1. What exactly does CRI mean (not to be confused with CCT)?

The color rendering index or CRI is a measurement of how well a lamp illuminates color.

It’s not a measurement of brightness per se but more an indication of how sharp colors will appear under its light.

CRI should not be confused with CCT which stands for correlated color temperature.

The two are related but represent different qualities of a lamp’s light.

CCT is more a measurement of the light given off by the lamp itself.

When you hear people talking about warm white light or cool white light, they are talking about CCT or the color temperature of the light given off.

2. But what does it really mean to your eye?

The lighting industry uses CRI values to represent the quality of light a lamp emits – the “trueness” of the way colors appear under that light.

CRI is determined by comparing light sources of the same CCT – or color temperature – against a reference source with a CRI of 100.

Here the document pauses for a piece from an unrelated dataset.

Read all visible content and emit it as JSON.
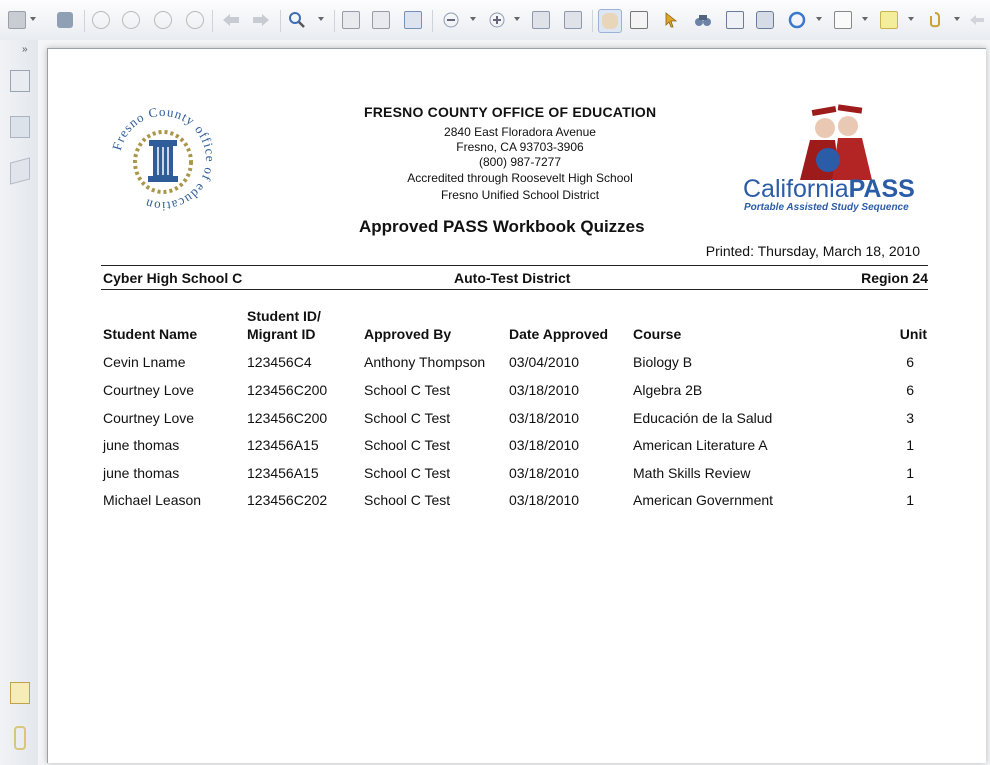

The testing method evaluates the light source’s ability to render eight standard pastel colors.

The difference between the light reflected by the reference source and the light reflected by the test source provides the numeric CRI value.

To most eyes, the closer the CRI value is to 100, the better the colors will appear under it, to give you an even better understanding.

Let’s take a look at five common lighting applications and the CRI values that are most often utilized for each one.

Commercial buildings often stick in the seventy to eighty-six CRI range for overall color quality.

But you will also find halogen or incandescent lamps of 100 CRI use to highlight artwork or other important features in the space.

Retail stores definitely want color details to pop especially in clothing or furniture sections.

So you will often find lamps with 90 CRI or higher is used to fill the space.

Industrial buildings often don’t require fluorescent lamps with more than 70 CRI, and can even go as low as 20 to 25 CRI when using Stan high-pressure sodium lamps.

Street lights and parking lots are two more examples where you don’t require high CRI lamps.

All you need in these situations is standard illumination to keep you on the road.

And finally landscape lighting. This lighting application will vary depending on the need, and the desire of the homeowner or tenant.

If you want to emphasize the colors of flowers or plants, CRI of 80 and above would be recommended.

However, if you just want to delineate where a walkway or path is, lower CRI lamps may be used. Remember, all I see color differently.

If you’re a contractor, your customer’s eyes are the only ones that matter.

Field testing different lamps on-site is always the best way to ensure your client will be happy with their new lighting.

Below are some high CRI LED light strips that we can provide, each of which can achieve more than 95 CRI.